One alternative crop that has gained popularity in recent years is avocado. Avocado farming is a lucrative business in Kenya, with the country being one of the largest exporters of avocados in the world. The demand for avocados continues to rise, especially in the European market, making it a viable option for farmers looking to diversify their income. Additionally, avocado farming is less labor-intensive compared to tobacco farming, and it requires less water.
Another alternative crop that Kenyan farmers can consider is macadamia nuts. Like avocados, macadamia nuts are in high demand in the international market, particularly in the United States and Europe. The nuts are used in the food industry, cosmetics, and even in the production of biofuels. Macadamia farming is also less labor-intensive compared to tobacco farming, and it requires less water.
Finally, farmers can also consider growing tea as an alternative crop. Tea is one of Kenya’s top exports, and the country is known for producing high-quality tea. Tea farming is less harmful to the environment compared to tobacco farming, and it can be grown in areas with high altitudes and rainfall. Tea farming also provides a stable source of income for farmers since tea prices are relatively stable compared to other crops.
|Avocado||High demand, less labor-intensive, requires less water||Requires specific climatic conditions, long maturation period|
|Macadamia nuts||High demand, less labor-intensive, requires less water||Requires specific climatic conditions, long maturation period|
|Tea||Stable prices, less harmful to the environment||Requires specific climatic conditions, susceptible to pests and diseases|
Kenya’s tobacco farming industry is a vital component of the country’s economy, providing employment opportunities and generating revenue for the government. Despite the challenges faced by farmers, including unpredictable weather patterns and fluctuating market prices, tobacco remains an important cash crop for many small-scale farmers.
However, the negative health impacts of tobacco use cannot be ignored. As the world becomes increasingly aware of the dangers of smoking, it is important for Kenya to consider diversifying its agricultural sector and exploring alternative crops that are both profitable and sustainable.

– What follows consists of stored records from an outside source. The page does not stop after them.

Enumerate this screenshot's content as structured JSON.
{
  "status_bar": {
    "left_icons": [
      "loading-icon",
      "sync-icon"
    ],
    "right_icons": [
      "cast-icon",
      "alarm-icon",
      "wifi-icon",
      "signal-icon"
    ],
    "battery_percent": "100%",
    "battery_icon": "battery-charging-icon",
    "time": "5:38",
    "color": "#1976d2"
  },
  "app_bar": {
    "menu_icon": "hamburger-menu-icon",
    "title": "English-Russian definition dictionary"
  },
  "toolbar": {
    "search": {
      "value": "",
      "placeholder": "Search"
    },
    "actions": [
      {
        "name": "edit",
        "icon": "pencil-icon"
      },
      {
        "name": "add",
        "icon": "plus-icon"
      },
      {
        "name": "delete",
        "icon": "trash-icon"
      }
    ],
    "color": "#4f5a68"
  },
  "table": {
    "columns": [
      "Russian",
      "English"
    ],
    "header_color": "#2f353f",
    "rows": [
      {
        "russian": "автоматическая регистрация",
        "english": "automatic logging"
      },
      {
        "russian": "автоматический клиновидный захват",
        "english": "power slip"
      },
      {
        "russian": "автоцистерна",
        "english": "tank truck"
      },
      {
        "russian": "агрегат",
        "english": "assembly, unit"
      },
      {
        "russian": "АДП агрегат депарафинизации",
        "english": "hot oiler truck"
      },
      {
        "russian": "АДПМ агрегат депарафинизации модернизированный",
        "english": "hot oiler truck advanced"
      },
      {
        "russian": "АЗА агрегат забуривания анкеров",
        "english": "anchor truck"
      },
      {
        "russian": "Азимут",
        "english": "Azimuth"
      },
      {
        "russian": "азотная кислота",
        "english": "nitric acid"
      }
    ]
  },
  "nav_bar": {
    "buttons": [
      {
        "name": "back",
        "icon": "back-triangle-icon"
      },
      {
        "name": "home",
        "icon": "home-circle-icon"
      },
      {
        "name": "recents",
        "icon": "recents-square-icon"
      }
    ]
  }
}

Efforts to promote tobacco control and discourage smoking should not be viewed as a threat to farmers, but rather as an opportunity to invest in the long-term health and prosperity of the country. By supporting farmers in transitioning to alternative crops and promoting sustainable agriculture practices, Kenya can ensure a brighter future for its citizens and the environment.
Sources: Magati, Peter, et al. “Costs, contracts and the narrative of prosperity: an economic analysis of smallholder tobacco farming livelihoods in Kenya.” Tobacco control 28.3 (2019): 268-273. Link: https://tobaccocontrol.bmj.com/content/28/3/268.abstract
Lencucha, Raphael, et al. “Tobacco farming: overcoming an understated impediment to comprehensive tobacco control.” Tobacco Control 31.2 (2022): 308-312. Link: https://tobaccocontrol.bmj.com/content/31/2/308.abstract